Since leaving their radio program at the first of the year both Gene and Julie Gates have been undertaking the task of a lifetime: opening their very own restaurant. They have taken the ultimate risk and laid out their personal savings and time away from their money-maker which is their radio talent. They may have said good-bye to their millions of radio listeners, at least for the moment, but many of those same fans have made their way to the Gate’s restaurant, Battuto to sample some very fine Italian cuisine.
Having spoken to the Gate’s on numerous occasions it is easy to see that they care about what their guests think and feel about the cuisine they are offering each. night. It is not unusual to spot either one, or both of the them at the restaurant toiling in one capacity or another. On the last visit I spotted Gene mixing cocktails and offering wine selections to a handful of attractive women perched at the bar. Later that same evening the Gates family could be seen across the room dining together on fresh pasta and looking exactly like anyone would after a very long day of working a double shift.
This is the type of dedication that shines through on each dish we sampled last night.
I brought along our resident Italian friend who was quite pleased with most of the fare, including one terrific tasting bison and pork ragu with handmade pappardelle noodles. “This dish is what will define a restaurant,” he said as he slurped up half my bowl of pasta. It passed the test.
He wasn’t as well pleased with the pizza, a pie that I am totally mesmerized with.

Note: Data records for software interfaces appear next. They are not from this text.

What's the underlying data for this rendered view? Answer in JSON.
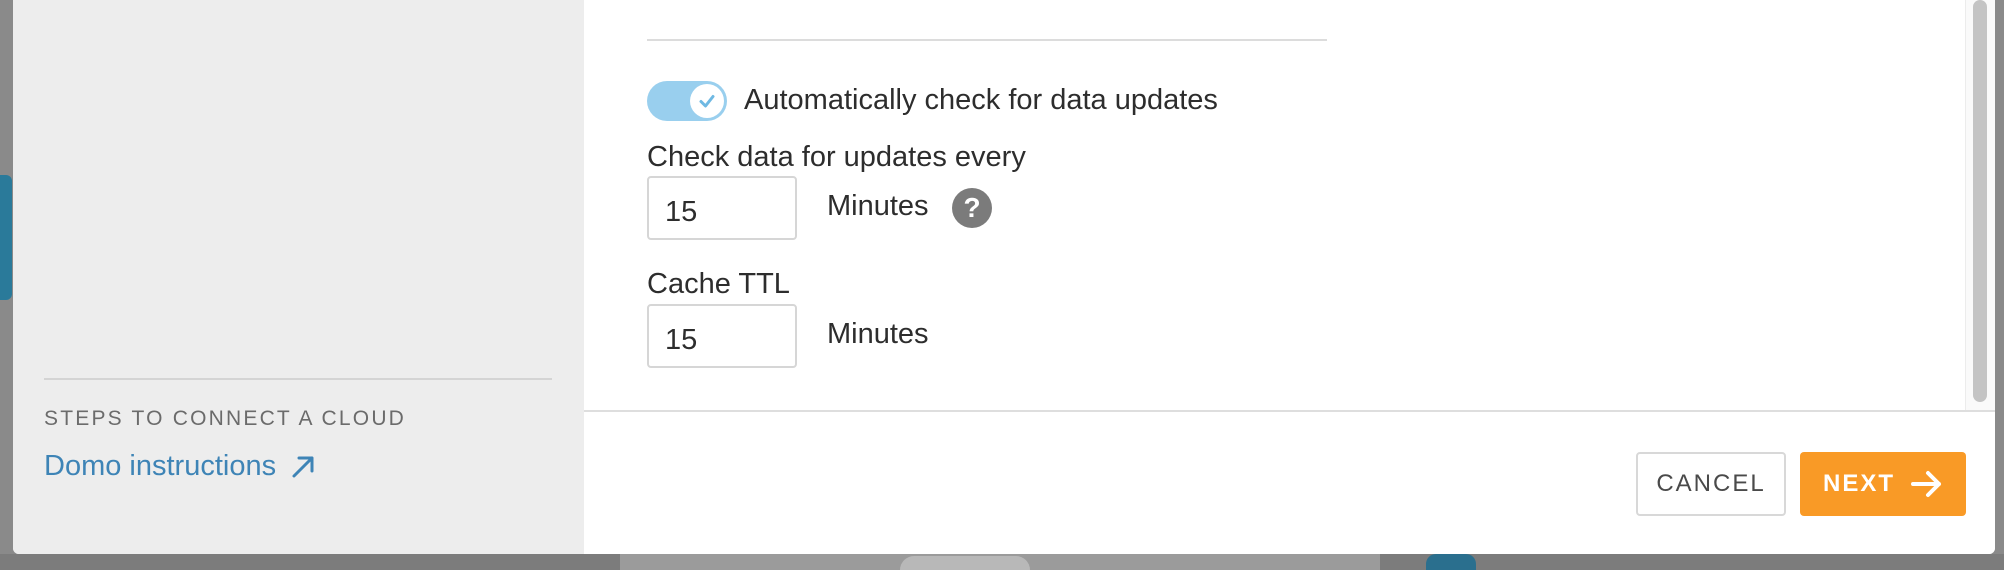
{
  "sidebar": {
    "steps_heading": "STEPS TO CONNECT A CLOUD",
    "instructions_link": "Domo instructions",
    "link_icon": "arrow-up-right-icon"
  },
  "settings": {
    "auto_check_toggle": {
      "label": "Automatically check for data updates",
      "enabled": true
    },
    "check_interval": {
      "label": "Check data for updates every",
      "value": "15",
      "unit": "Minutes",
      "help_icon": "question-circle-icon",
      "help_glyph": "?"
    },
    "cache_ttl": {
      "label": "Cache TTL",
      "value": "15",
      "unit": "Minutes"
    }
  },
  "footer": {
    "cancel_label": "CANCEL",
    "next_label": "NEXT",
    "next_icon": "arrow-right-icon"
  },
  "colors": {
    "accent_orange": "#f99a26",
    "link_blue": "#3e84b6",
    "toggle_on": "#99cfee",
    "sidebar_bg": "#ededed"
  }
}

For a Brooklyn kid you might want the crust a bit thinner, a bit crispier. I found the crust light as a feather with tiny, delicious spots of char from the dedicated oven. Pizza is so personal, but this pie was one of my favorites in the city. Possibly because of the ingredients which on this pizza was spec, quail eggs and arugula. There is a whole egg on each slice.

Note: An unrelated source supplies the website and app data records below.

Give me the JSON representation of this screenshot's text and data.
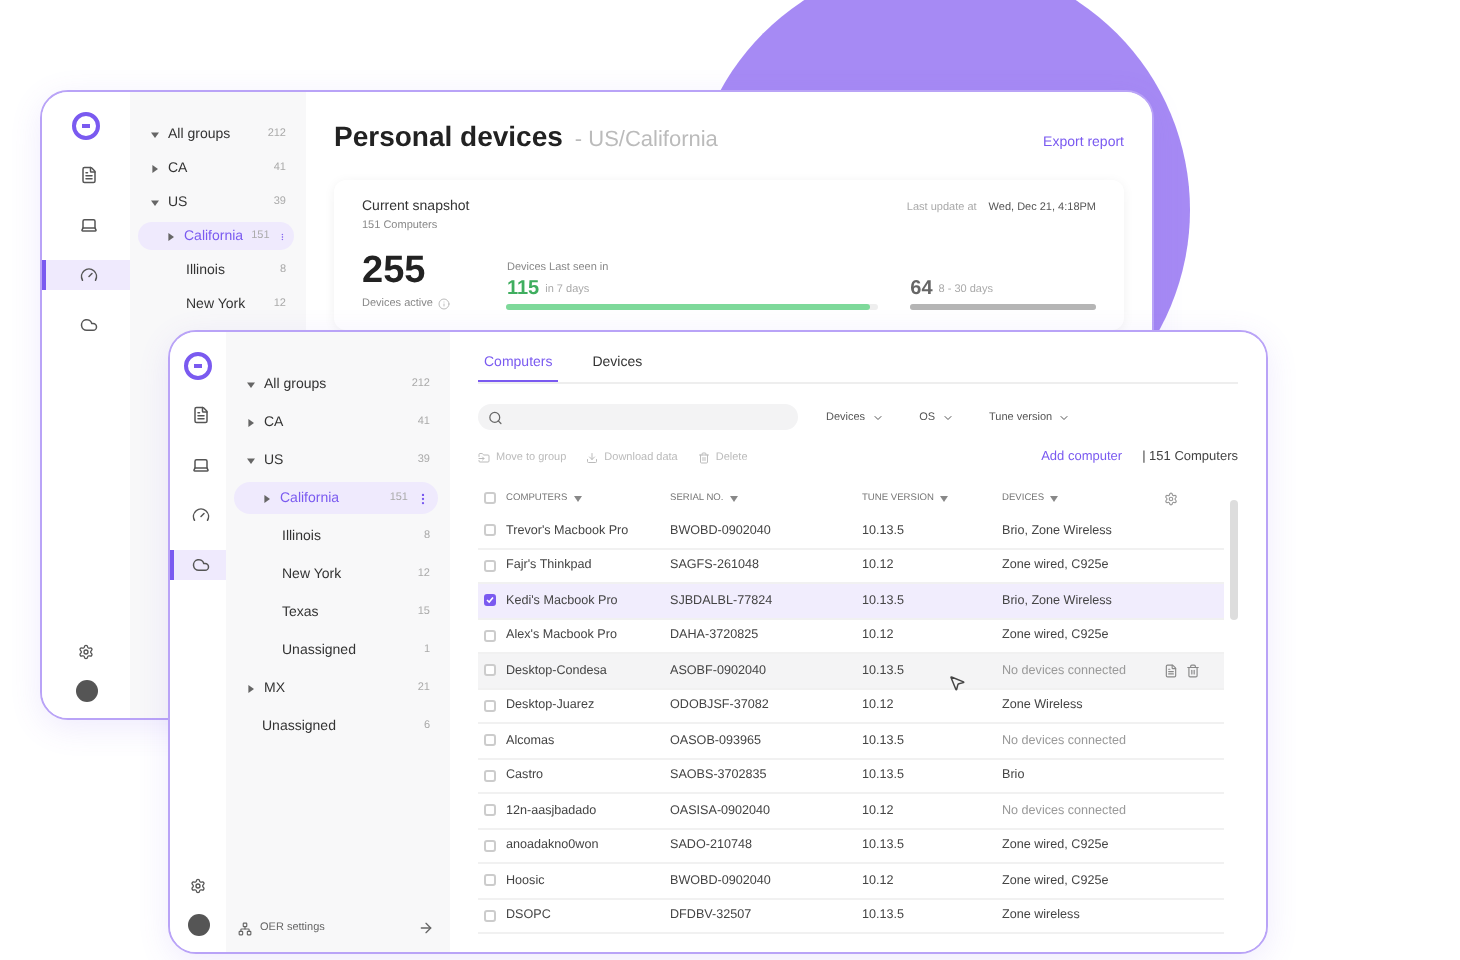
{
  "back_window": {
    "nav": [
      {
        "selected": false
      },
      {
        "selected": false
      },
      {
        "selected": true
      },
      {
        "selected": false
      }
    ],
    "groups": [
      {
        "label": "All groups",
        "count": "212",
        "kind": "group",
        "expanded": true,
        "selected": false
      },
      {
        "label": "CA",
        "count": "41",
        "kind": "group",
        "expanded": false,
        "selected": false
      },
      {
        "label": "US",
        "count": "39",
        "kind": "group",
        "expanded": true,
        "selected": false
      },
      {
        "label": "California",
        "count": "151",
        "kind": "subgroup",
        "expanded": false,
        "selected": true
      },
      {
        "label": "Illinois",
        "count": "8",
        "kind": "leaf",
        "selected": false
      },
      {
        "label": "New York",
        "count": "12",
        "kind": "leaf",
        "selected": false
      }
    ],
    "title": "Personal devices",
    "subtitle": "- US/California",
    "export": "Export report",
    "snapshot": {
      "title": "Current snapshot",
      "subtitle": "151 Computers",
      "last_update_label": "Last update at",
      "last_update": "Wed, Dec 21, 4:18PM",
      "active": "255",
      "active_label": "Devices active",
      "seen_label": "Devices Last seen in",
      "meters": [
        {
          "value": "115",
          "caption": "in 7 days",
          "level": 0.98,
          "color": "#7ed99a"
        },
        {
          "value": "64",
          "caption": "8 - 30 days",
          "level": 1,
          "color": "#b5b5b5"
        }
      ]
    }
  },
  "front_window": {
    "nav": [
      {
        "selected": false
      },
      {
        "selected": false
      },
      {
        "selected": false
      },
      {
        "selected": true
      }
    ],
    "groups": [
      {
        "label": "All groups",
        "count": "212",
        "kind": "group",
        "expanded": true,
        "selected": false
      },
      {
        "label": "CA",
        "count": "41",
        "kind": "group",
        "expanded": false,
        "selected": false
      },
      {
        "label": "US",
        "count": "39",
        "kind": "group",
        "expanded": true,
        "selected": false
      },
      {
        "label": "California",
        "count": "151",
        "kind": "subgroup",
        "expanded": false,
        "selected": true
      },
      {
        "label": "Illinois",
        "count": "8",
        "kind": "leaf",
        "selected": false
      },
      {
        "label": "New York",
        "count": "12",
        "kind": "leaf",
        "selected": false
      },
      {
        "label": "Texas",
        "count": "15",
        "kind": "leaf",
        "selected": false
      },
      {
        "label": "Unassigned",
        "count": "1",
        "kind": "leaf",
        "selected": false
      },
      {
        "label": "MX",
        "count": "21",
        "kind": "group",
        "expanded": false,
        "selected": false
      },
      {
        "label": "Unassigned",
        "count": "6",
        "kind": "topleaf",
        "selected": false
      }
    ],
    "settings_link": "OER settings",
    "tabs": [
      {
        "label": "Computers",
        "selected": true
      },
      {
        "label": "Devices",
        "selected": false
      }
    ],
    "filters": [
      "Devices",
      "OS",
      "Tune version"
    ],
    "actions": [
      {
        "label": "Move to group",
        "disabled": true
      },
      {
        "label": "Download data",
        "disabled": true
      },
      {
        "label": "Delete",
        "disabled": true
      }
    ],
    "add_computer": "Add computer",
    "total": "| 151 Computers",
    "select_all": {
      "checked": false
    },
    "columns": [
      "COMPUTERS",
      "SERIAL NO.",
      "TUNE VERSION",
      "DEVICES"
    ],
    "rows": [
      {
        "cells": [
          "Trevor's Macbook Pro",
          "BWOBD-0902040",
          "10.13.5",
          "Brio, Zone Wireless"
        ],
        "checked": false,
        "hovered": false,
        "muted": false
      },
      {
        "cells": [
          "Fajr's Thinkpad",
          "SAGFS-261048",
          "10.12",
          "Zone wired, C925e"
        ],
        "checked": false,
        "hovered": false,
        "muted": false
      },
      {
        "cells": [
          "Kedi's Macbook Pro",
          "SJBDALBL-77824",
          "10.13.5",
          "Brio, Zone Wireless"
        ],
        "checked": true,
        "hovered": false,
        "muted": false
      },
      {
        "cells": [
          "Alex's Macbook Pro",
          "DAHA-3720825",
          "10.12",
          "Zone wired, C925e"
        ],
        "checked": false,
        "hovered": false,
        "muted": false
      },
      {
        "cells": [
          "Desktop-Condesa",
          "ASOBF-0902040",
          "10.13.5",
          "No devices connected"
        ],
        "checked": false,
        "hovered": true,
        "muted": true
      },
      {
        "cells": [
          "Desktop-Juarez",
          "ODOBJSF-37082",
          "10.12",
          "Zone Wireless"
        ],
        "checked": false,
        "hovered": false,
        "muted": false
      },
      {
        "cells": [
          "Alcomas",
          "OASOB-093965",
          "10.13.5",
          "No devices connected"
        ],
        "checked": false,
        "hovered": false,
        "muted": true
      },
      {
        "cells": [
          "Castro",
          "SAOBS-3702835",
          "10.13.5",
          "Brio"
        ],
        "checked": false,
        "hovered": false,
        "muted": false
      },
      {
        "cells": [
          "12n-aasjbadado",
          "OASISA-0902040",
          "10.12",
          "No devices connected"
        ],
        "checked": false,
        "hovered": false,
        "muted": true
      },
      {
        "cells": [
          "anoadakno0won",
          "SADO-210748",
          "10.13.5",
          "Zone wired, C925e"
        ],
        "checked": false,
        "hovered": false,
        "muted": false
      },
      {
        "cells": [
          "Hoosic",
          "BWOBD-0902040",
          "10.12",
          "Zone wired, C925e"
        ],
        "checked": false,
        "hovered": false,
        "muted": false
      },
      {
        "cells": [
          "DSOPC",
          "DFDBV-32507",
          "10.13.5",
          "Zone wireless"
        ],
        "checked": false,
        "hovered": false,
        "muted": false
      }
    ]
  }
}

Other dishes we sampled included the risotto topped with very well prepared and creamy scallops. The scallops were cooked perfectly, but yea, yea, yea. They were scallops. The star of the plate was another defining dish, the risotto. It seems difficult for many chefs to plate a perfect risotto. This version was tart and lemony, with just the perfect bite. Order this dish.

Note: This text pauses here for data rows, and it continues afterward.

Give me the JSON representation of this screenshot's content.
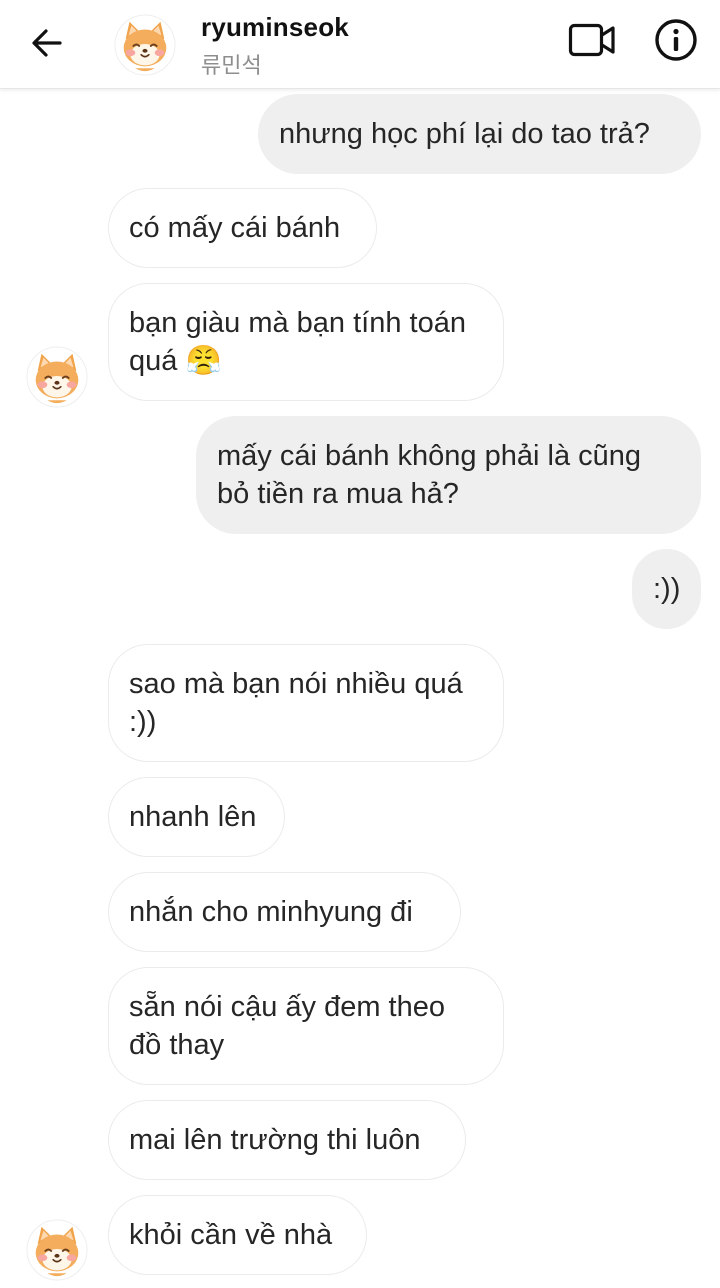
{
  "header": {
    "username": "ryuminseok",
    "subname": "류민석"
  },
  "icons": {
    "back": "arrow-left-icon",
    "video": "video-camera-icon",
    "info": "info-circle-icon",
    "avatar": "shiba-avatar-icon"
  },
  "colors": {
    "sent_bubble": "#efefef",
    "received_border": "#ebebeb",
    "secondary_text": "#8e8e8e"
  },
  "messages": [
    {
      "side": "sent",
      "text": "nhưng học phí lại do tao trả?"
    },
    {
      "side": "received",
      "text": "có mấy cái bánh"
    },
    {
      "side": "received",
      "text": "bạn giàu mà bạn tính toán quá 😤"
    },
    {
      "side": "sent",
      "text": "mấy cái bánh không phải là cũng bỏ tiền ra mua hả?"
    },
    {
      "side": "sent",
      "text": ":))"
    },
    {
      "side": "received",
      "text": "sao mà bạn nói nhiều quá :))"
    },
    {
      "side": "received",
      "text": "nhanh lên"
    },
    {
      "side": "received",
      "text": "nhắn cho minhyung đi"
    },
    {
      "side": "received",
      "text": "sẵn nói cậu ấy đem theo đồ thay"
    },
    {
      "side": "received",
      "text": "mai lên trường thi luôn"
    },
    {
      "side": "received",
      "text": "khỏi cần về nhà"
    }
  ]
}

Using the pizza oven to its full potential, Gates prepares his branzino in the oven on high heat. The whole fish, swimmers and all, are plated for a moist fish experience that borders on holiness.
The Gnocchi Modo Mio is an homage to Chef Rino Brigliadori, chef-owner of Positano from the same intersection of Dallas where Battuto resides. This is a lighter than air potato pasta with pesto tomato sauce that will make you cry out to the saints. It is a fantastic dish with a rich Dallas history, and is super sweet that the Gates included this homage on their menu.
Brigliadori is actually the inspiration for Battuto. The Gates live very close to the restaurant’s neighborhood, and wanted a dining option just like Positano. Gene had been wanting to get back into the restaurant business for some time, he had managed many for years.
Julie Gates spoke to us a bit last night and said that the menu would soon be transitioning from the opening menu to something with greater character. Currently they are offering the basics, but soon this little petal will bloom and take hold of its neighborhood as it truly should. We love Battuto, and look for many wonderful dishes to come.
Be sure to check out the desserts. Battuto secured an amazing FOH manager that also doubles as a pastry chef. Well, this is a pastry chef who doubles as a manager. Something like that. She has the chops and has worked some of the finer restaurants around the country.